The windows are called variously, the poor man’s bible, theological windows or typological windows as they were used as a teaching medium probably mainly for the monks.  There were originally 12 windows but only two remain. These are in the north choir aisle next to the St Eustace wall painting. They are perhaps the most beautiful twelfth century windows in the cathedral and can be compared favourably with the best in Europe (Image 1).

The left hand window is made up of three columns each with 7 levels, each scene alternating between circular and square framing. Each level relates to a different subject: light, presentations, warning etc. The central column shows scenes from the New Testament (NT), known as Antitypes, whilst the scenes on either side show scenes from the Old Testament (OT), known as Types that relate to the adjacent Antitype.

To select a few scenes to illustrate: the top central scene shows the three wise men in wide bottomed trousers, indicating they are from the East, on horseback pointing to the star above their heads.

On the third level, scenes are related to warning. There is an OT colourful and graphic portrayal of Lot and his wife leaving Sodom and Gomorrah, beautifully shown being destroyed by earthquake and fire; Lot’s wife is turned into a pillar of salt after being warned not to look back.. On the same subject of warning, in the central NT scene the three kings appear again this time in bed, together each with their crowns on. An angel appears to them warning them not to return to Herod.

The seven scenes at the bottom of the window have been introduced from another window to fill in the gaps and, as can be seen, some do not fit well in this window as each window was made with different framing.

The right hand window does not have a common theme as most of the glass comes from different windows, although several scenes relate to miracles. The second scene from the top in the middle shows the marriage feast at Cana with the pots of water in the front about to be changed to wine. On the left near the bottom there is a scene of Noah in his Ark, labelled ‘NOE IN ARCA’, in a very choppy sea receiving an olive branch from a returning dove.

The sheer quality of these two windows is quite staggering especially when one considers that they were made well over 800 years ago with very primitive materials and technology.  

What to see:

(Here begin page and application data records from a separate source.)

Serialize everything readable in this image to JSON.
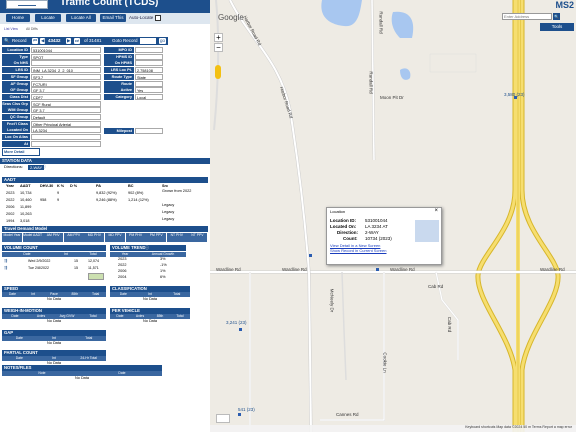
{
  "app": {
    "title": "Traffic Count (TCDS)",
    "logo_text": "MS2"
  },
  "toolbar": {
    "home": "Home",
    "locate": "Locate",
    "locate_all": "Locate All",
    "email_this": "Email This",
    "auto_locate": "Auto-Locate"
  },
  "tabs": {
    "list_view": "List View",
    "all_diffs": "All Diffs"
  },
  "record": {
    "label": "Record",
    "id": "43432",
    "of": "of 31481",
    "goto": "Goto Record",
    "go": "go"
  },
  "fields_left": [
    {
      "label": "Location ID",
      "value": "531001044"
    },
    {
      "label": "Type",
      "value": "SPOT"
    },
    {
      "label": "On NHS",
      "value": ""
    },
    {
      "label": "LRS ID",
      "value": "INM_LA 3234_2_2_010"
    },
    {
      "label": "SF Group",
      "value": "SF3.7"
    },
    {
      "label": "AF Group",
      "value": "FC7URI"
    },
    {
      "label": "GF Group",
      "value": "GF 3.7"
    },
    {
      "label": "Class Dist Grp",
      "value": "CDF7"
    },
    {
      "label": "Seas Clss Grp",
      "value": "SCF Rural"
    },
    {
      "label": "WIM Group",
      "value": "GF 3.7"
    },
    {
      "label": "QC Group",
      "value": "Default"
    },
    {
      "label": "Fnct'l Class",
      "value": "Other Principal Arterial"
    },
    {
      "label": "Located On",
      "value": "LA 3234"
    },
    {
      "label": "Loc On Alias",
      "value": ""
    },
    {
      "label": "At",
      "value": ""
    }
  ],
  "fields_right": [
    {
      "label": "MPO ID",
      "value": ""
    },
    {
      "label": "HPMS ID",
      "value": ""
    },
    {
      "label": "On HPMS",
      "value": ""
    },
    {
      "label": "LRS Loc Pt.",
      "value": "2.758108"
    },
    {
      "label": "Route Type",
      "value": "State"
    },
    {
      "label": "Route",
      "value": ""
    },
    {
      "label": "Active",
      "value": "Yes"
    },
    {
      "label": "Category",
      "value": "Local"
    },
    {
      "label": "Milepost",
      "value": ""
    }
  ],
  "more_detail": "More Detail",
  "station_data": {
    "title": "STATION DATA",
    "directions_label": "Directions:",
    "directions_value": "2-WAY"
  },
  "aadt": {
    "title": "AADT",
    "headers": [
      "Year",
      "AADT",
      "DHV-30",
      "K %",
      "D %",
      "PA",
      "BC",
      "Src"
    ],
    "rows": [
      {
        "year": "2023",
        "aadt": "10,734",
        "dhv": "",
        "k": "9",
        "d": "",
        "pa": "9,832 (92%)",
        "bc": "902 (8%)",
        "src": "Grown from 2022"
      },
      {
        "year": "2022",
        "aadt": "10,460",
        "dhv": "958",
        "k": "9",
        "d": "",
        "pa": "9,246 (88%)",
        "bc": "1,214 (12%)",
        "src": ""
      },
      {
        "year": "2006",
        "aadt": "11,899",
        "dhv": "",
        "k": "",
        "d": "",
        "pa": "",
        "bc": "",
        "src": "Legacy"
      },
      {
        "year": "2002",
        "aadt": "10,263",
        "dhv": "",
        "k": "",
        "d": "",
        "pa": "",
        "bc": "",
        "src": "Legacy"
      },
      {
        "year": "1994",
        "aadt": "3,018",
        "dhv": "",
        "k": "",
        "d": "",
        "pa": "",
        "bc": "",
        "src": "Legacy"
      }
    ]
  },
  "travel_demand": {
    "title": "Travel Demand Model",
    "headers": [
      "Model Year",
      "Model AADT",
      "AM PHV",
      "AM PPV",
      "MD PHV",
      "MD PPV",
      "PM PHV",
      "PM PPV",
      "NT PHV",
      "NT PPV"
    ]
  },
  "volume_count": {
    "title": "VOLUME COUNT",
    "headers": [
      "Date",
      "Int",
      "Total"
    ],
    "rows": [
      {
        "date": "Wed 2/9/2022",
        "int": "15",
        "total": "12,074"
      },
      {
        "date": "Tue 2/8/2022",
        "int": "15",
        "total": "11,571"
      }
    ]
  },
  "volume_trend": {
    "title": "VOLUME TREND",
    "headers": [
      "Year",
      "Annual Growth"
    ],
    "rows": [
      {
        "year": "2023",
        "growth": "3%"
      },
      {
        "year": "2022",
        "growth": "-1%"
      },
      {
        "year": "2006",
        "growth": "1%"
      },
      {
        "year": "2004",
        "growth": "6%"
      }
    ]
  },
  "speed": {
    "title": "SPEED",
    "headers": [
      "Date",
      "Int",
      "Pace",
      "85th",
      "Total"
    ],
    "empty": "No Data"
  },
  "classification": {
    "title": "CLASSIFICATION",
    "headers": [
      "Date",
      "Int",
      "Total"
    ],
    "empty": "No Data"
  },
  "weigh": {
    "title": "WEIGH-IN-MOTION",
    "headers": [
      "Date",
      "Axles",
      "Avg GVW",
      "Total"
    ],
    "empty": "No Data"
  },
  "per_vehicle": {
    "title": "PER VEHICLE",
    "headers": [
      "Date",
      "Axles",
      "85th",
      "Total"
    ],
    "empty": "No Data"
  },
  "gap": {
    "title": "GAP",
    "headers": [
      "Date",
      "Int",
      "Total"
    ],
    "empty": "No Data"
  },
  "partial": {
    "title": "PARTIAL COUNT",
    "headers": [
      "Date",
      "Int",
      "24-Hr Total"
    ],
    "empty": "No Data"
  },
  "notes": {
    "title": "NOTES/FILES",
    "headers": [
      "Note",
      "Date"
    ],
    "empty": "No Data"
  },
  "map": {
    "search_placeholder": "Enter Address",
    "tools": "Tools",
    "brand": "MS2",
    "google": "Google",
    "zoom_in": "+",
    "zoom_out": "−",
    "footer": "Keyboard shortcuts   Map data ©2024   50 m   Terms   Report a map error",
    "road_labels": {
      "wardline_l": "Wardline Rd",
      "wardline_m": "Wardline Rd",
      "wardline_r": "Wardline Rd",
      "wardline_r2": "Wardline Rd",
      "randall": "Randall Rd",
      "randall2": "Randall Rd",
      "moon": "Moon Pit Dr",
      "cab": "Cab Rd",
      "cannes": "Cannes Rd",
      "cab2": "Cab Rd",
      "cookie": "Cookie Ln",
      "mcneely": "McNeely Dr",
      "harbor1": "Harbor Road Rd",
      "harbor2": "Harbor Road Rd",
      "count1": "3,580 (23)",
      "count2": "3,241 (23)",
      "count3": "541 (23)"
    },
    "popup": {
      "title": "Location",
      "loc_id_label": "Location ID:",
      "loc_id": "531001044",
      "located_on_label": "Located On:",
      "located_on": "LA 3234 AT",
      "direction_label": "Direction:",
      "direction": "2-WAY",
      "count_label": "Count:",
      "count": "10734 (2023)",
      "link1": "View Detail in a New Screen",
      "link2": "Show Record in Current Screen",
      "close": "×"
    }
  }
}
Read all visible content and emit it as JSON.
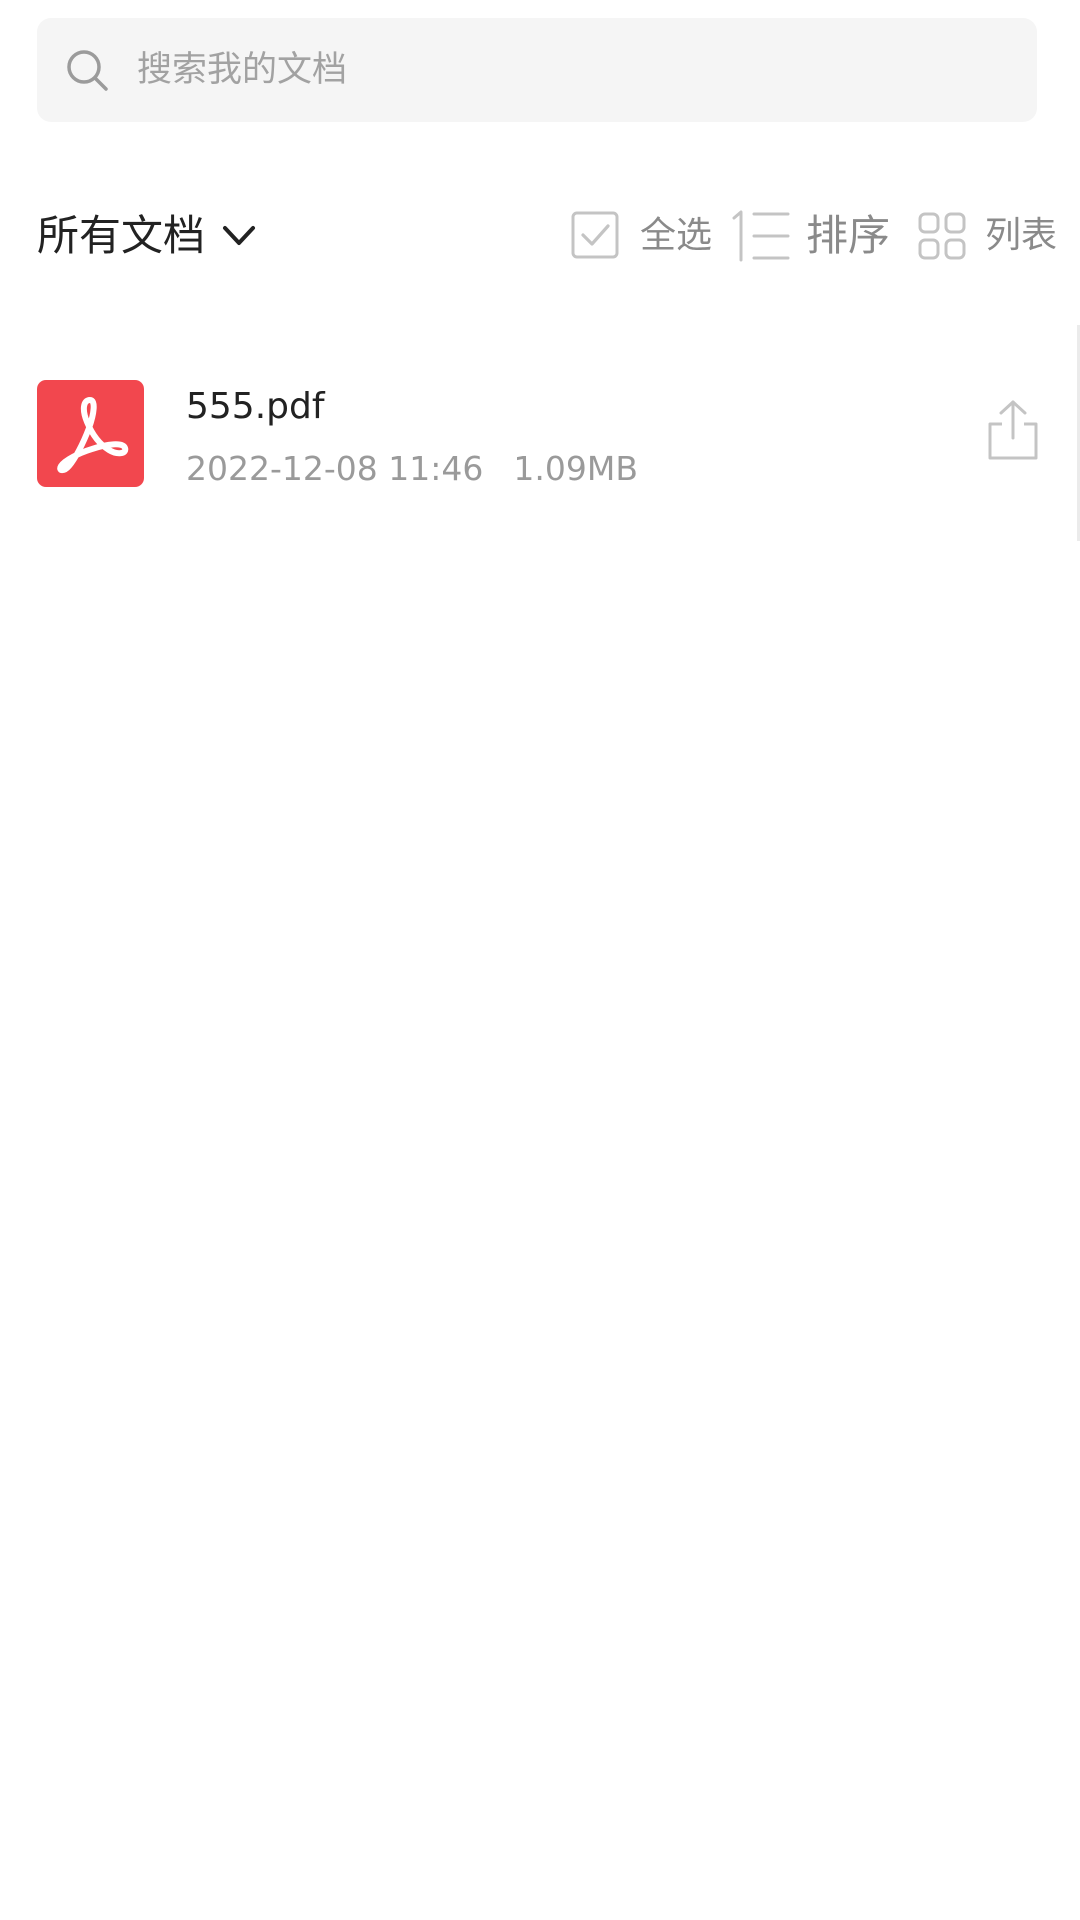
{
  "search": {
    "placeholder": "搜索我的文档"
  },
  "toolbar": {
    "filter_label": "所有文档",
    "select_all_label": "全选",
    "sort_label": "排序",
    "view_label": "列表"
  },
  "files": [
    {
      "name": "555.pdf",
      "date": "2022-12-08 11:46",
      "size": "1.09MB",
      "icon": "pdf-icon"
    }
  ],
  "colors": {
    "pdf_red": "#f2474e",
    "search_bg": "#f5f5f5",
    "text_primary": "#222222",
    "text_secondary": "#9a9a9a"
  }
}
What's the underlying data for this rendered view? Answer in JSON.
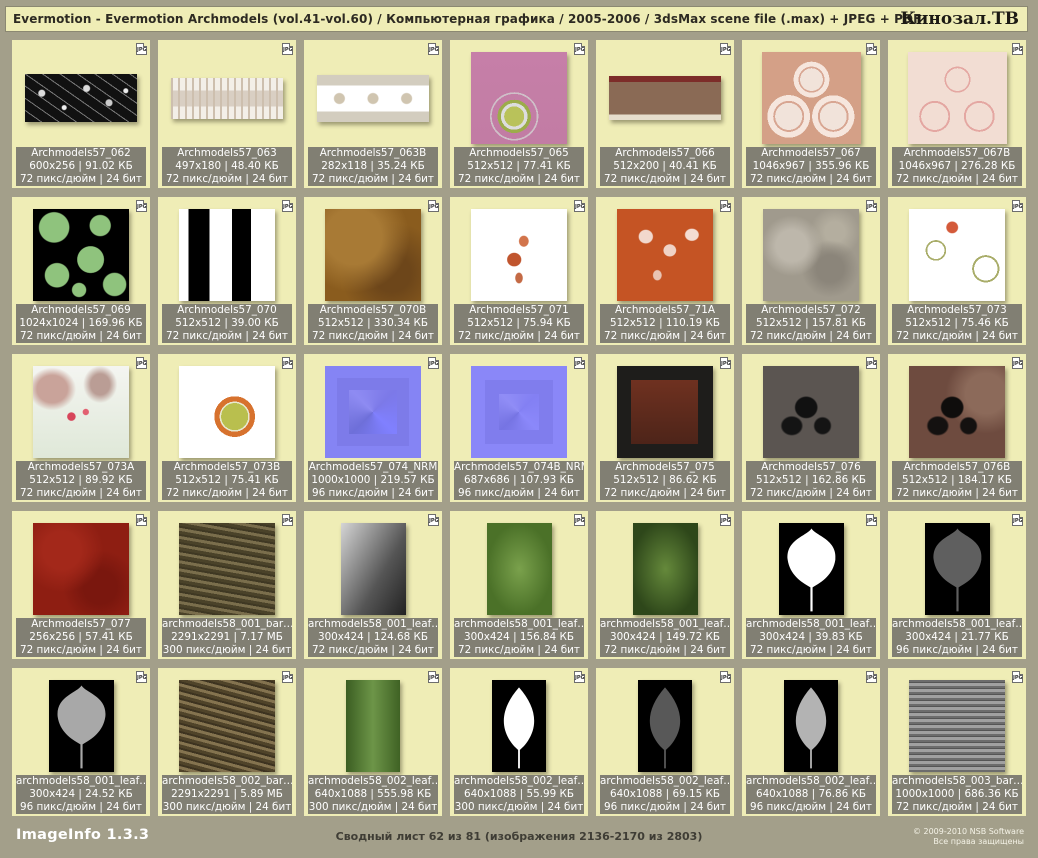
{
  "header": {
    "title": "Evermotion - Evermotion Archmodels (vol.41-vol.60) / Компьютерная графика / 2005-2006 / 3dsMax scene file (.max) + JPEG + PDF",
    "brand": "Кинозал.ТВ"
  },
  "badge_label": "JPG",
  "tiles": [
    {
      "name": "Archmodels57_062",
      "meta": "600x256 | 91.02 КБ",
      "res": "72 пикс/дюйм | 24 бит",
      "aspect": 2.34,
      "preview": "floral-black"
    },
    {
      "name": "Archmodels57_063",
      "meta": "497x180 | 48.40 КБ",
      "res": "72 пикс/дюйм | 24 бит",
      "aspect": 2.76,
      "preview": "border-lace"
    },
    {
      "name": "Archmodels57_063B",
      "meta": "282x118 | 35.24 КБ",
      "res": "72 пикс/дюйм | 24 бит",
      "aspect": 2.39,
      "preview": "border-swirl"
    },
    {
      "name": "Archmodels57_065",
      "meta": "512x512 | 77.41 КБ",
      "res": "72 пикс/дюйм | 24 бит",
      "aspect": 1,
      "preview": "coffee-pink"
    },
    {
      "name": "Archmodels57_066",
      "meta": "512x200 | 40.41 КБ",
      "res": "72 пикс/дюйм | 24 бит",
      "aspect": 2.56,
      "preview": "coffee-banner"
    },
    {
      "name": "Archmodels57_067",
      "meta": "1046x967 | 355.96 КБ",
      "res": "72 пикс/дюйм | 24 бит",
      "aspect": 1.08,
      "preview": "circles-tan"
    },
    {
      "name": "Archmodels57_067B",
      "meta": "1046x967 | 276.28 КБ",
      "res": "72 пикс/дюйм | 24 бит",
      "aspect": 1.08,
      "preview": "circles-light"
    },
    {
      "name": "Archmodels57_069",
      "meta": "1024x1024 | 169.96 КБ",
      "res": "72 пикс/дюйм | 24 бит",
      "aspect": 1,
      "preview": "green-dots"
    },
    {
      "name": "Archmodels57_070",
      "meta": "512x512 | 39.00 КБ",
      "res": "72 пикс/дюйм | 24 бит",
      "aspect": 1,
      "preview": "bw-stripes"
    },
    {
      "name": "Archmodels57_070B",
      "meta": "512x512 | 330.34 КБ",
      "res": "72 пикс/дюйм | 24 бит",
      "aspect": 1,
      "preview": "gold-texture"
    },
    {
      "name": "Archmodels57_071",
      "meta": "512x512 | 75.94 КБ",
      "res": "72 пикс/дюйм | 24 бит",
      "aspect": 1,
      "preview": "white-floral"
    },
    {
      "name": "Archmodels57_71A",
      "meta": "512x512 | 110.19 КБ",
      "res": "72 пикс/дюйм | 24 бит",
      "aspect": 1,
      "preview": "orange-floral"
    },
    {
      "name": "Archmodels57_072",
      "meta": "512x512 | 157.81 КБ",
      "res": "72 пикс/дюйм | 24 бит",
      "aspect": 1,
      "preview": "grey-stone"
    },
    {
      "name": "Archmodels57_073",
      "meta": "512x512 | 75.46 КБ",
      "res": "72 пикс/дюйм | 24 бит",
      "aspect": 1,
      "preview": "white-rose"
    },
    {
      "name": "Archmodels57_073A",
      "meta": "512x512 | 89.92 КБ",
      "res": "72 пикс/дюйм | 24 бит",
      "aspect": 1,
      "preview": "flowers-photo"
    },
    {
      "name": "Archmodels57_073B",
      "meta": "512x512 | 75.41 КБ",
      "res": "72 пикс/дюйм | 24 бит",
      "aspect": 1,
      "preview": "orange-ring"
    },
    {
      "name": "Archmodels57_074_NRM",
      "meta": "1000x1000 | 219.57 КБ",
      "res": "96 пикс/дюйм | 24 бит",
      "aspect": 1,
      "preview": "normal-map"
    },
    {
      "name": "Archmodels57_074B_NRM",
      "meta": "687x686 | 107.93 КБ",
      "res": "96 пикс/дюйм | 24 бит",
      "aspect": 1,
      "preview": "normal-map-b"
    },
    {
      "name": "Archmodels57_075",
      "meta": "512x512 | 86.62 КБ",
      "res": "72 пикс/дюйм | 24 бит",
      "aspect": 1,
      "preview": "rust-frame"
    },
    {
      "name": "Archmodels57_076",
      "meta": "512x512 | 162.86 КБ",
      "res": "72 пикс/дюйм | 24 бит",
      "aspect": 1,
      "preview": "ornament-grey"
    },
    {
      "name": "Archmodels57_076B",
      "meta": "512x512 | 184.17 КБ",
      "res": "72 пикс/дюйм | 24 бит",
      "aspect": 1,
      "preview": "ornament-rust"
    },
    {
      "name": "Archmodels57_077",
      "meta": "256x256 | 57.41 КБ",
      "res": "72 пикс/дюйм | 24 бит",
      "aspect": 1,
      "preview": "red-texture"
    },
    {
      "name": "archmodels58_001_bar…",
      "meta": "2291x2291 | 7.17 МБ",
      "res": "300 пикс/дюйм | 24 бит",
      "aspect": 1,
      "preview": "bark"
    },
    {
      "name": "archmodels58_001_leaf…",
      "meta": "300x424 | 124.68 КБ",
      "res": "72 пикс/дюйм | 24 бит",
      "aspect": 0.71,
      "preview": "leaf-grey"
    },
    {
      "name": "archmodels58_001_leaf…",
      "meta": "300x424 | 156.84 КБ",
      "res": "72 пикс/дюйм | 24 бит",
      "aspect": 0.71,
      "preview": "leaf-green"
    },
    {
      "name": "archmodels58_001_leaf…",
      "meta": "300x424 | 149.72 КБ",
      "res": "72 пикс/дюйм | 24 бит",
      "aspect": 0.71,
      "preview": "leaf-green-dark"
    },
    {
      "name": "archmodels58_001_leaf…",
      "meta": "300x424 | 39.83 КБ",
      "res": "72 пикс/дюйм | 24 бит",
      "aspect": 0.71,
      "preview": "leaf-white"
    },
    {
      "name": "archmodels58_001_leaf…",
      "meta": "300x424 | 21.77 КБ",
      "res": "96 пикс/дюйм | 24 бит",
      "aspect": 0.71,
      "preview": "leaf-darkgrey"
    },
    {
      "name": "archmodels58_001_leaf…",
      "meta": "300x424 | 24.52 КБ",
      "res": "96 пикс/дюйм | 24 бит",
      "aspect": 0.71,
      "preview": "leaf-lightgrey"
    },
    {
      "name": "archmodels58_002_bar…",
      "meta": "2291x2291 | 5.89 МБ",
      "res": "300 пикс/дюйм | 24 бит",
      "aspect": 1,
      "preview": "bark-2"
    },
    {
      "name": "archmodels58_002_leaf…",
      "meta": "640x1088 | 555.98 КБ",
      "res": "300 пикс/дюйм | 24 бит",
      "aspect": 0.59,
      "preview": "leaf-photo"
    },
    {
      "name": "archmodels58_002_leaf…",
      "meta": "640x1088 | 55.99 КБ",
      "res": "300 пикс/дюйм | 24 бит",
      "aspect": 0.59,
      "preview": "leaf2-white"
    },
    {
      "name": "archmodels58_002_leaf…",
      "meta": "640x1088 | 69.15 КБ",
      "res": "96 пикс/дюйм | 24 бит",
      "aspect": 0.59,
      "preview": "leaf2-darkgrey"
    },
    {
      "name": "archmodels58_002_leaf…",
      "meta": "640x1088 | 76.86 КБ",
      "res": "96 пикс/дюйм | 24 бит",
      "aspect": 0.59,
      "preview": "leaf2-lightgrey"
    },
    {
      "name": "archmodels58_003_bar…",
      "meta": "1000x1000 | 686.36 КБ",
      "res": "72 пикс/дюйм | 24 бит",
      "aspect": 1,
      "preview": "bark-grey"
    }
  ],
  "footer": {
    "app": "ImageInfo 1.3.3",
    "sheet": "Сводный лист 62 из 81 (изображения 2136-2170 из 2803)",
    "copyright": "© 2009-2010 NSB Software",
    "rights": "Все права защищены"
  },
  "colors": {
    "background": "#a39f8a",
    "cell": "#efedb6",
    "info_bar": "#817f73"
  }
}
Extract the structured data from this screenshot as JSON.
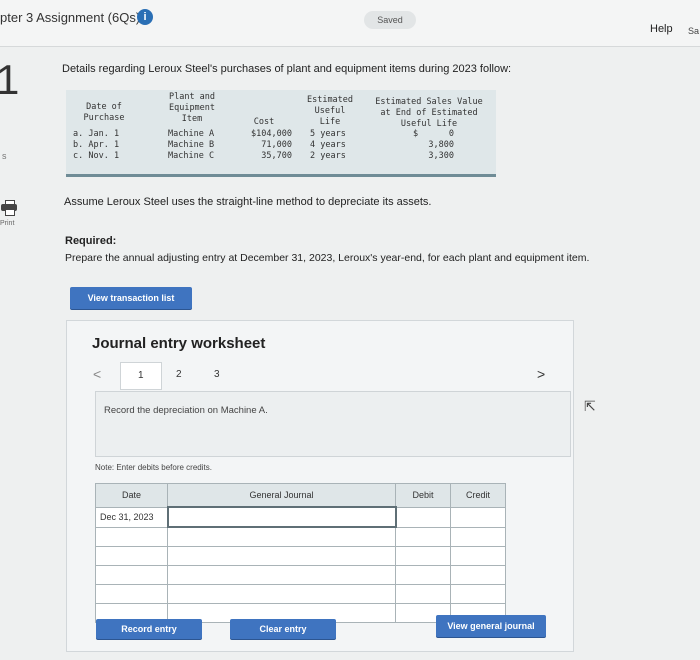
{
  "header": {
    "assignment_title": "pter 3 Assignment (6Qs)",
    "info_glyph": "i",
    "saved_label": "Saved",
    "help_label": "Help",
    "extra_label": "Sa"
  },
  "gutter": {
    "question_number": "1",
    "side_mark": "s",
    "print_label": "Print"
  },
  "problem": {
    "details_text": "Details regarding Leroux Steel's purchases of plant and equipment items during 2023 follow:",
    "table": {
      "h_date": [
        "Date of",
        "Purchase"
      ],
      "h_item": [
        "Plant and",
        "Equipment",
        "Item"
      ],
      "h_cost": "Cost",
      "h_life": [
        "Estimated",
        "Useful",
        "Life"
      ],
      "h_salvage": [
        "Estimated Sales Value",
        "at End of Estimated",
        "Useful Life"
      ],
      "rows": [
        {
          "date": "a. Jan. 1",
          "item": "Machine A",
          "cost": "$104,000",
          "life": "5 years",
          "salvage": "$      0"
        },
        {
          "date": "b. Apr. 1",
          "item": "Machine B",
          "cost": "71,000",
          "life": "4 years",
          "salvage": "3,800"
        },
        {
          "date": "c. Nov. 1",
          "item": "Machine C",
          "cost": "35,700",
          "life": "2 years",
          "salvage": "3,300"
        }
      ]
    },
    "assume_text": "Assume Leroux Steel uses the straight-line method to depreciate its assets.",
    "required_label": "Required:",
    "prepare_text": "Prepare the annual adjusting entry at December 31, 2023, Leroux's year-end, for each plant and equipment item.",
    "view_transaction_label": "View transaction list"
  },
  "worksheet": {
    "title": "Journal entry worksheet",
    "prev_glyph": "<",
    "next_glyph": ">",
    "pages": [
      "1",
      "2",
      "3"
    ],
    "instruction": "Record the depreciation on Machine A.",
    "cursor_glyph": "⇱",
    "note": "Note: Enter debits before credits.",
    "columns": {
      "date": "Date",
      "account": "General Journal",
      "debit": "Debit",
      "credit": "Credit"
    },
    "rows": [
      {
        "date": "Dec 31, 2023",
        "account": "",
        "debit": "",
        "credit": ""
      },
      {
        "date": "",
        "account": "",
        "debit": "",
        "credit": ""
      },
      {
        "date": "",
        "account": "",
        "debit": "",
        "credit": ""
      },
      {
        "date": "",
        "account": "",
        "debit": "",
        "credit": ""
      },
      {
        "date": "",
        "account": "",
        "debit": "",
        "credit": ""
      },
      {
        "date": "",
        "account": "",
        "debit": "",
        "credit": ""
      }
    ],
    "buttons": {
      "record": "Record entry",
      "clear": "Clear entry",
      "view_general": "View general journal"
    }
  }
}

  • In the left window centre top, the three kings pointing to the star (Image 2)
  • On the left in the third level, Lot’s wife turned to a pillar of salt (Image 3)
  • In the right window in centre midway down, the marriage at Cana (Image 4)
  • At the bottom left of this window, Noah is graphically portrayed in his ark (Image 5)